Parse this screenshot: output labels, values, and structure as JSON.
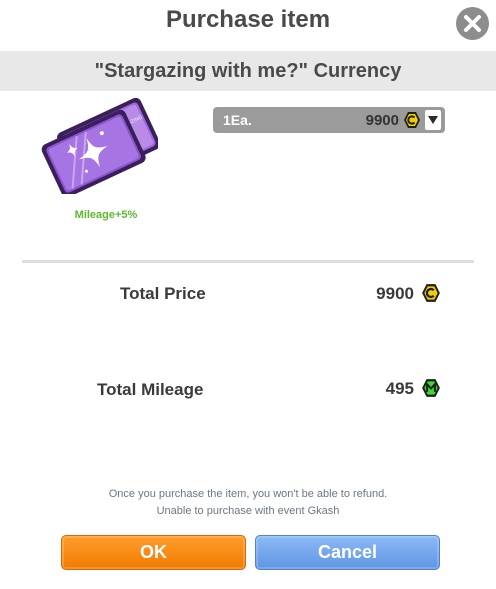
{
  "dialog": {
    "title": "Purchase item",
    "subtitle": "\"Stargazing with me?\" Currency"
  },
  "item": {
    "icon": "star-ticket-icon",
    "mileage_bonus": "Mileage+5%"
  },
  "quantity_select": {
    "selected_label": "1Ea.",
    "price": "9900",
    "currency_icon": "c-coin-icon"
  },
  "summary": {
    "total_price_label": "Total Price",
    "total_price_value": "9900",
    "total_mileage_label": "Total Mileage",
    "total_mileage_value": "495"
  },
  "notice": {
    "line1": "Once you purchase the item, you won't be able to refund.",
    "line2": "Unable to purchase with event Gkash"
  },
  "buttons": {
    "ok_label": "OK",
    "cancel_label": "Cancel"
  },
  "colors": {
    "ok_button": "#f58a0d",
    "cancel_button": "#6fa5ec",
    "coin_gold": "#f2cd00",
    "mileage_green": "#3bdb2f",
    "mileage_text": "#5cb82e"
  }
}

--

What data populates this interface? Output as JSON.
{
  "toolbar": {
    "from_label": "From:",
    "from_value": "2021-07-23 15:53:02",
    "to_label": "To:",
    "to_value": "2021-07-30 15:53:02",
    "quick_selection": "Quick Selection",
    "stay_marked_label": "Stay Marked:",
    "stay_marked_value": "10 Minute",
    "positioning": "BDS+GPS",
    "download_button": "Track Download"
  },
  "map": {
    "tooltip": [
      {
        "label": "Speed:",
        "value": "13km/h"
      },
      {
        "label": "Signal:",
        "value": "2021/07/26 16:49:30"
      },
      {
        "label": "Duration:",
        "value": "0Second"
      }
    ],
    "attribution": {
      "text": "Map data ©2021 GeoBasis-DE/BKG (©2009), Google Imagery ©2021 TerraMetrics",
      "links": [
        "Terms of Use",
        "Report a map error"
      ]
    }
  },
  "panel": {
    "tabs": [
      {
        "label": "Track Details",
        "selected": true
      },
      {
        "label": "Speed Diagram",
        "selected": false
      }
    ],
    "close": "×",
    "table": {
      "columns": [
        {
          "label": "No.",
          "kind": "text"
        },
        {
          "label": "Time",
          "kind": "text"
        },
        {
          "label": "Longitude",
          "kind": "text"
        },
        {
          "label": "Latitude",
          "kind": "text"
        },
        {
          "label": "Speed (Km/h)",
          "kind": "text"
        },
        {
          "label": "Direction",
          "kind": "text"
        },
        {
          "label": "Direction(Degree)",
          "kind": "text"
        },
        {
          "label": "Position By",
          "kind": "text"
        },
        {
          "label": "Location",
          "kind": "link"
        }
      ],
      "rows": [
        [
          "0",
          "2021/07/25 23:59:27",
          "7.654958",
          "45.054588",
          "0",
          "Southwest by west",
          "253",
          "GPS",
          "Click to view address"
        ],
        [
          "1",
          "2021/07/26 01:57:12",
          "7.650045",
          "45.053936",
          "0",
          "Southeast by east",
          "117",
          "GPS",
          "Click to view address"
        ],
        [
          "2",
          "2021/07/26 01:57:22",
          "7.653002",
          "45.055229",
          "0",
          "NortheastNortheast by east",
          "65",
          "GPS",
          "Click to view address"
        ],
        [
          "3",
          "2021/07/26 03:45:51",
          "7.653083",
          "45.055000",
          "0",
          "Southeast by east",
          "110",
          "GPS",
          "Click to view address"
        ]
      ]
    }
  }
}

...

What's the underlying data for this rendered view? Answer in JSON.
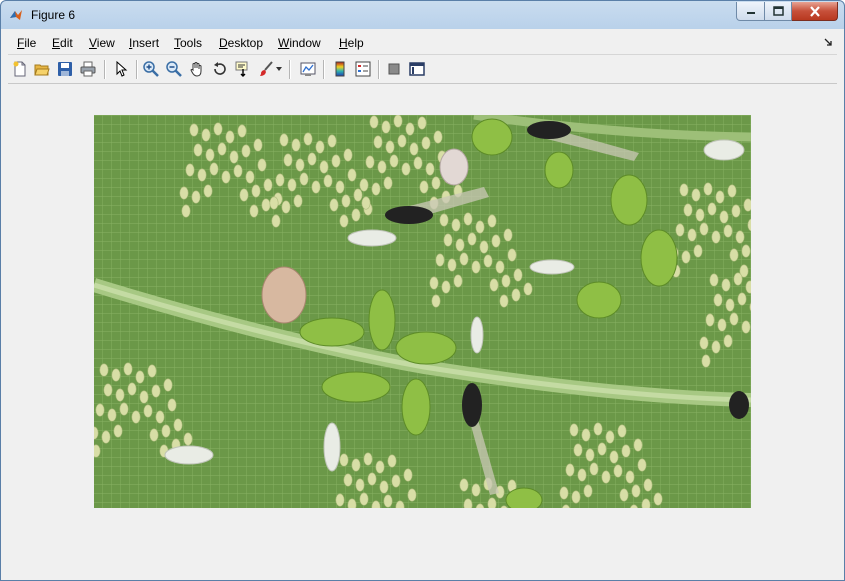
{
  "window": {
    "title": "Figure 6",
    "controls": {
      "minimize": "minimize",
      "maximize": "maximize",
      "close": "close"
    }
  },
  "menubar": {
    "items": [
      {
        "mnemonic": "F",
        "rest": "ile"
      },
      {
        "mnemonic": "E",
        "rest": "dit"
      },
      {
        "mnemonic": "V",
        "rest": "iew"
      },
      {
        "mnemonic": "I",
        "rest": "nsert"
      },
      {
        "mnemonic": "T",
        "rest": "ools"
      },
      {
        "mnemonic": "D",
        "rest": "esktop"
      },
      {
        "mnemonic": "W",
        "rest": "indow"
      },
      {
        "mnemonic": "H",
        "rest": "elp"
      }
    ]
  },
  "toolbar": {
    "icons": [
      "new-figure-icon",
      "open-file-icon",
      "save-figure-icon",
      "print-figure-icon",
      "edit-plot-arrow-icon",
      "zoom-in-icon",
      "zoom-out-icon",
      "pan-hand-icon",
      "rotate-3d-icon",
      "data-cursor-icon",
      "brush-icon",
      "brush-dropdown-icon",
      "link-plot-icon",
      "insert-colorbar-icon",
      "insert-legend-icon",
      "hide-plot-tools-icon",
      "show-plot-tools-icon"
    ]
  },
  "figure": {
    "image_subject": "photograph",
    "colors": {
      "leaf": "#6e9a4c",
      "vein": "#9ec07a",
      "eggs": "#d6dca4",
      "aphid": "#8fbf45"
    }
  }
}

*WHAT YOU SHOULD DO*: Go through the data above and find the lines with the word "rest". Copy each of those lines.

*RESPONSE TO THIS TASK*:
        "rest": "ile"
        "rest": "dit"
        "rest": "iew"
        "rest": "nsert"
        "rest": "ools"
        "rest": "esktop"
        "rest": "indow"
        "rest": "elp"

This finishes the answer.